• **Your goal**:
Make an exact copy of all the entries, but do not reproduce the pictures.

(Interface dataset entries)
§
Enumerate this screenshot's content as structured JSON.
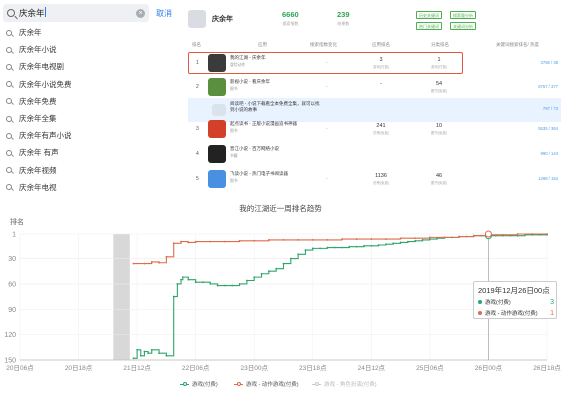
{
  "search": {
    "query": "庆余年",
    "clear_icon": "×",
    "cancel_label": "取消",
    "suggestions": [
      "庆余年",
      "庆余年小说",
      "庆余年电视剧",
      "庆余年小说免费",
      "庆余年免费",
      "庆余年全集",
      "庆余年有声小说",
      "庆余年 有声",
      "庆余年视频",
      "庆余年电视"
    ]
  },
  "rank": {
    "app_name": "庆余年",
    "stats": [
      {
        "num": "6660",
        "label": "搜索指数"
      },
      {
        "num": "239",
        "label": "结果数"
      }
    ],
    "tags": [
      "历史关键词",
      "搜索量分析",
      "热门关键词",
      "关键词分析"
    ],
    "columns": [
      "排名",
      "应用",
      "搜索指数变化",
      "应用排名",
      "分类排名",
      "关键词搜索排名/ 热度"
    ],
    "rows": [
      {
        "idx": "1",
        "name": "我的江湖 - 庆余年",
        "sub": "冒险动作",
        "v1": "-",
        "v2": "3",
        "v2s": "游戏(付费)",
        "v3": "1",
        "v3s": "游戏(付费)",
        "v4": "3756 / 38",
        "highlight": false,
        "icon_color": "#3b3b3b"
      },
      {
        "idx": "2",
        "name": "影视小说 - 看庆余年",
        "sub": "图书",
        "v1": "-",
        "v2": "-",
        "v2s": "",
        "v3": "54",
        "v3s": "图书(免费)",
        "v4": "6757 / 377",
        "highlight": false,
        "icon_color": "#5a8f3e"
      },
      {
        "idx": "",
        "name": "阅读吧 - 小说下载看全本免费全集，就可以找到小说的故事",
        "sub": "",
        "v1": "",
        "v2": "",
        "v2s": "",
        "v3": "",
        "v3s": "",
        "v4": "797 / 73",
        "highlight": true,
        "icon_color": "#d9e3ec"
      },
      {
        "idx": "3",
        "name": "起点读书 - 正版小说漫画追书神器",
        "sub": "图书",
        "v1": "-",
        "v2": "241",
        "v2s": "总榜(免费)",
        "v3": "10",
        "v3s": "图书(免费)",
        "v4": "5535 / 364",
        "highlight": false,
        "icon_color": "#d2402a"
      },
      {
        "idx": "4",
        "name": "晋江小说 - 百万网络小说",
        "sub": "书籍",
        "v1": "",
        "v2": "",
        "v2s": "",
        "v3": "",
        "v3s": "",
        "v4": "990 / 144",
        "highlight": false,
        "icon_color": "#222222"
      },
      {
        "idx": "5",
        "name": "飞读小说 - 热门电子书阅读器",
        "sub": "图书",
        "v1": "-",
        "v2": "1136",
        "v2s": "总榜(免费)",
        "v3": "46",
        "v3s": "图书(免费)",
        "v4": "1298 / 154",
        "highlight": false,
        "icon_color": "#4a90e2"
      }
    ]
  },
  "chart": {
    "title": "我的江湖近一周排名趋势",
    "ylabel": "排名",
    "tooltip": {
      "title": "2019年12月26日00点",
      "rows": [
        {
          "name": "游戏(付费)",
          "value": "3",
          "color": "#2ea56b"
        },
        {
          "name": "游戏 - 动作游戏(付费)",
          "value": "1",
          "color": "#e06a4a"
        }
      ]
    },
    "legend": [
      "游戏(付费)",
      "游戏 - 动作游戏(付费)",
      "游戏 - 角色扮演(付费)"
    ]
  },
  "chart_data": {
    "type": "line",
    "title": "我的江湖近一周排名趋势",
    "ylabel": "排名",
    "xlabel": "",
    "y_inverted": true,
    "ylim": [
      1,
      150
    ],
    "yticks": [
      1,
      30,
      60,
      90,
      120,
      150
    ],
    "xticks": [
      "20日06点",
      "20日18点",
      "21日12点",
      "22日06点",
      "23日00点",
      "23日18点",
      "24日12点",
      "25日06点",
      "26日00点",
      "26日18点"
    ],
    "x_range_hours": [
      0,
      144
    ],
    "shaded_range_hours": [
      25.5,
      30
    ],
    "series": [
      {
        "name": "游戏(付费)",
        "color": "#2ea56b",
        "x_hours": [
          31,
          32,
          33,
          34,
          35,
          36,
          38,
          40,
          42,
          43,
          44,
          44.5,
          46,
          48,
          50,
          52,
          54,
          56,
          58,
          60,
          62,
          64,
          66,
          68,
          70,
          72,
          74,
          76,
          78,
          80,
          82,
          84,
          86,
          88,
          90,
          92,
          94,
          96,
          98,
          100,
          102,
          104,
          106,
          108,
          110,
          112,
          114,
          116,
          118,
          120,
          122,
          124,
          126,
          128,
          130,
          132,
          134,
          136,
          138,
          140,
          142,
          144
        ],
        "values": [
          148,
          138,
          145,
          140,
          142,
          138,
          142,
          145,
          75,
          60,
          55,
          52,
          55,
          58,
          58,
          60,
          62,
          62,
          62,
          60,
          56,
          52,
          48,
          45,
          42,
          36,
          30,
          25,
          20,
          18,
          18,
          17,
          17,
          17,
          16,
          16,
          15,
          15,
          14,
          13,
          12,
          11,
          10,
          9,
          8,
          7,
          6,
          5,
          5,
          4,
          4,
          3,
          3,
          3,
          3,
          3,
          3,
          3,
          2,
          2,
          2,
          2
        ]
      },
      {
        "name": "游戏 - 动作游戏(付费)",
        "color": "#e06a4a",
        "x_hours": [
          31,
          34,
          36,
          38,
          40,
          42,
          44,
          46,
          48,
          52,
          56,
          60,
          64,
          68,
          72,
          76,
          80,
          84,
          88,
          92,
          96,
          100,
          104,
          108,
          112,
          116,
          120,
          124,
          128,
          132,
          136,
          140,
          144
        ],
        "values": [
          36,
          36,
          34,
          35,
          28,
          12,
          10,
          11,
          10,
          10,
          10,
          9,
          9,
          8,
          8,
          8,
          8,
          8,
          7,
          7,
          7,
          7,
          6,
          6,
          5,
          5,
          4,
          3,
          2,
          2,
          1,
          1,
          1
        ]
      },
      {
        "name": "游戏 - 角色扮演(付费)",
        "color": "#c8c8c8",
        "x_hours": [],
        "values": []
      }
    ],
    "grid": true,
    "legend_position": "bottom"
  }
}
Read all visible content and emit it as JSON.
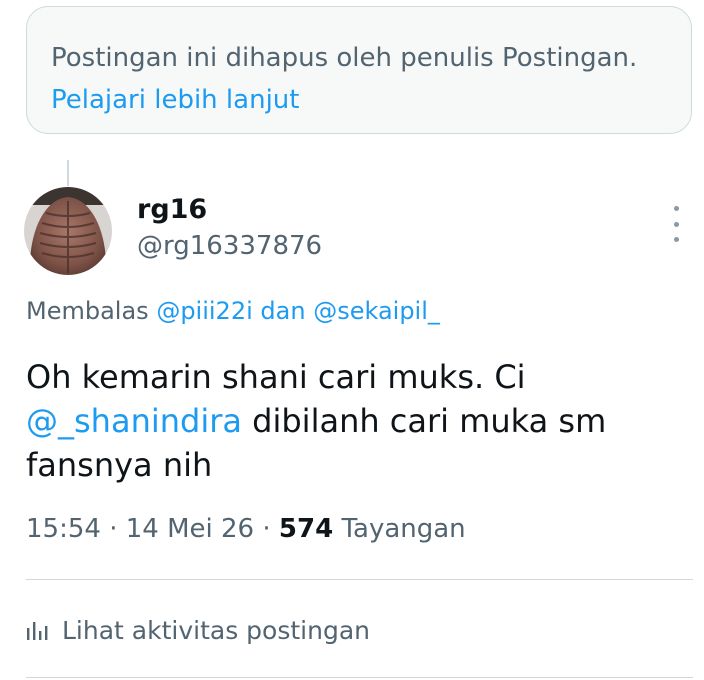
{
  "deleted_notice": {
    "text": "Postingan ini dihapus oleh penulis Postingan.",
    "link_label": "Pelajari lebih lanjut",
    "link_color": "#1d9bf0"
  },
  "tweet": {
    "display_name": "rg16",
    "handle": "@rg16337876",
    "reply_prefix": "Membalas",
    "reply_mention_1": "@piii22i",
    "reply_conjunction": "dan",
    "reply_mention_2": "@sekaipil_",
    "text_before": "Oh kemarin shani cari muks. Ci",
    "text_mention": "@_shanindira",
    "text_after": "dibilanh cari muka sm fansnya nih",
    "time": "15:54",
    "separator": "·",
    "date": "14 Mei 26",
    "views_count": "574",
    "views_label": "Tayangan"
  },
  "activity": {
    "icon": "analytics-bar-icon",
    "label": "Lihat aktivitas postingan"
  },
  "colors": {
    "accent": "#1d9bf0",
    "text_primary": "#0f1419",
    "text_secondary": "#536471",
    "border": "#cfd9de"
  }
}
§
• **Response area**:
Enumerate this screenshot's content as structured JSON.
{
  "search": {
    "query": "庆余年",
    "clear_icon": "×",
    "cancel_label": "取消",
    "suggestions": [
      "庆余年",
      "庆余年小说",
      "庆余年电视剧",
      "庆余年小说免费",
      "庆余年免费",
      "庆余年全集",
      "庆余年有声小说",
      "庆余年 有声",
      "庆余年视频",
      "庆余年电视"
    ]
  },
  "rank": {
    "app_name": "庆余年",
    "stats": [
      {
        "num": "6660",
        "label": "搜索指数"
      },
      {
        "num": "239",
        "label": "结果数"
      }
    ],
    "tags": [
      "历史关键词",
      "搜索量分析",
      "热门关键词",
      "关键词分析"
    ],
    "columns": [
      "排名",
      "应用",
      "搜索指数变化",
      "应用排名",
      "分类排名",
      "关键词搜索排名/ 热度"
    ],
    "rows": [
      {
        "idx": "1",
        "name": "我的江湖 - 庆余年",
        "sub": "冒险动作",
        "v1": "-",
        "v2": "3",
        "v2s": "游戏(付费)",
        "v3": "1",
        "v3s": "游戏(付费)",
        "v4": "3756 / 38",
        "highlight": false,
        "icon_color": "#3b3b3b"
      },
      {
        "idx": "2",
        "name": "影视小说 - 看庆余年",
        "sub": "图书",
        "v1": "-",
        "v2": "-",
        "v2s": "",
        "v3": "54",
        "v3s": "图书(免费)",
        "v4": "6757 / 377",
        "highlight": false,
        "icon_color": "#5a8f3e"
      },
      {
        "idx": "",
        "name": "阅读吧 - 小说下载看全本免费全集，就可以找到小说的故事",
        "sub": "",
        "v1": "",
        "v2": "",
        "v2s": "",
        "v3": "",
        "v3s": "",
        "v4": "797 / 73",
        "highlight": true,
        "icon_color": "#d9e3ec"
      },
      {
        "idx": "3",
        "name": "起点读书 - 正版小说漫画追书神器",
        "sub": "图书",
        "v1": "-",
        "v2": "241",
        "v2s": "总榜(免费)",
        "v3": "10",
        "v3s": "图书(免费)",
        "v4": "5535 / 364",
        "highlight": false,
        "icon_color": "#d2402a"
      },
      {
        "idx": "4",
        "name": "晋江小说 - 百万网络小说",
        "sub": "书籍",
        "v1": "",
        "v2": "",
        "v2s": "",
        "v3": "",
        "v3s": "",
        "v4": "990 / 144",
        "highlight": false,
        "icon_color": "#222222"
      },
      {
        "idx": "5",
        "name": "飞读小说 - 热门电子书阅读器",
        "sub": "图书",
        "v1": "-",
        "v2": "1136",
        "v2s": "总榜(免费)",
        "v3": "46",
        "v3s": "图书(免费)",
        "v4": "1298 / 154",
        "highlight": false,
        "icon_color": "#4a90e2"
      }
    ]
  },
  "chart": {
    "title": "我的江湖近一周排名趋势",
    "ylabel": "排名",
    "tooltip": {
      "title": "2019年12月26日00点",
      "rows": [
        {
          "name": "游戏(付费)",
          "value": "3",
          "color": "#2ea56b"
        },
        {
          "name": "游戏 - 动作游戏(付费)",
          "value": "1",
          "color": "#e06a4a"
        }
      ]
    },
    "legend": [
      "游戏(付费)",
      "游戏 - 动作游戏(付费)",
      "游戏 - 角色扮演(付费)"
    ]
  },
  "chart_data": {
    "type": "line",
    "title": "我的江湖近一周排名趋势",
    "ylabel": "排名",
    "xlabel": "",
    "y_inverted": true,
    "ylim": [
      1,
      150
    ],
    "yticks": [
      1,
      30,
      60,
      90,
      120,
      150
    ],
    "xticks": [
      "20日06点",
      "20日18点",
      "21日12点",
      "22日06点",
      "23日00点",
      "23日18点",
      "24日12点",
      "25日06点",
      "26日00点",
      "26日18点"
    ],
    "x_range_hours": [
      0,
      144
    ],
    "shaded_range_hours": [
      25.5,
      30
    ],
    "series": [
      {
        "name": "游戏(付费)",
        "color": "#2ea56b",
        "x_hours": [
          31,
          32,
          33,
          34,
          35,
          36,
          38,
          40,
          42,
          43,
          44,
          44.5,
          46,
          48,
          50,
          52,
          54,
          56,
          58,
          60,
          62,
          64,
          66,
          68,
          70,
          72,
          74,
          76,
          78,
          80,
          82,
          84,
          86,
          88,
          90,
          92,
          94,
          96,
          98,
          100,
          102,
          104,
          106,
          108,
          110,
          112,
          114,
          116,
          118,
          120,
          122,
          124,
          126,
          128,
          130,
          132,
          134,
          136,
          138,
          140,
          142,
          144
        ],
        "values": [
          148,
          138,
          145,
          140,
          142,
          138,
          142,
          145,
          75,
          60,
          55,
          52,
          55,
          58,
          58,
          60,
          62,
          62,
          62,
          60,
          56,
          52,
          48,
          45,
          42,
          36,
          30,
          25,
          20,
          18,
          18,
          17,
          17,
          17,
          16,
          16,
          15,
          15,
          14,
          13,
          12,
          11,
          10,
          9,
          8,
          7,
          6,
          5,
          5,
          4,
          4,
          3,
          3,
          3,
          3,
          3,
          3,
          3,
          2,
          2,
          2,
          2
        ]
      },
      {
        "name": "游戏 - 动作游戏(付费)",
        "color": "#e06a4a",
        "x_hours": [
          31,
          34,
          36,
          38,
          40,
          42,
          44,
          46,
          48,
          52,
          56,
          60,
          64,
          68,
          72,
          76,
          80,
          84,
          88,
          92,
          96,
          100,
          104,
          108,
          112,
          116,
          120,
          124,
          128,
          132,
          136,
          140,
          144
        ],
        "values": [
          36,
          36,
          34,
          35,
          28,
          12,
          10,
          11,
          10,
          10,
          10,
          9,
          9,
          8,
          8,
          8,
          8,
          8,
          7,
          7,
          7,
          7,
          6,
          6,
          5,
          5,
          4,
          3,
          2,
          2,
          1,
          1,
          1
        ]
      },
      {
        "name": "游戏 - 角色扮演(付费)",
        "color": "#c8c8c8",
        "x_hours": [],
        "values": []
      }
    ],
    "grid": true,
    "legend_position": "bottom"
  }
}
Read all visible content and emit it as JSON.
{
  "deleted_notice": {
    "text": "Postingan ini dihapus oleh penulis Postingan.",
    "link_label": "Pelajari lebih lanjut",
    "link_color": "#1d9bf0"
  },
  "tweet": {
    "display_name": "rg16",
    "handle": "@rg16337876",
    "reply_prefix": "Membalas",
    "reply_mention_1": "@piii22i",
    "reply_conjunction": "dan",
    "reply_mention_2": "@sekaipil_",
    "text_before": "Oh kemarin shani cari muks. Ci",
    "text_mention": "@_shanindira",
    "text_after": "dibilanh cari muka sm fansnya nih",
    "time": "15:54",
    "separator": "·",
    "date": "14 Mei 26",
    "views_count": "574",
    "views_label": "Tayangan"
  },
  "activity": {
    "icon": "analytics-bar-icon",
    "label": "Lihat aktivitas postingan"
  },
  "colors": {
    "accent": "#1d9bf0",
    "text_primary": "#0f1419",
    "text_secondary": "#536471",
    "border": "#cfd9de"
  }
}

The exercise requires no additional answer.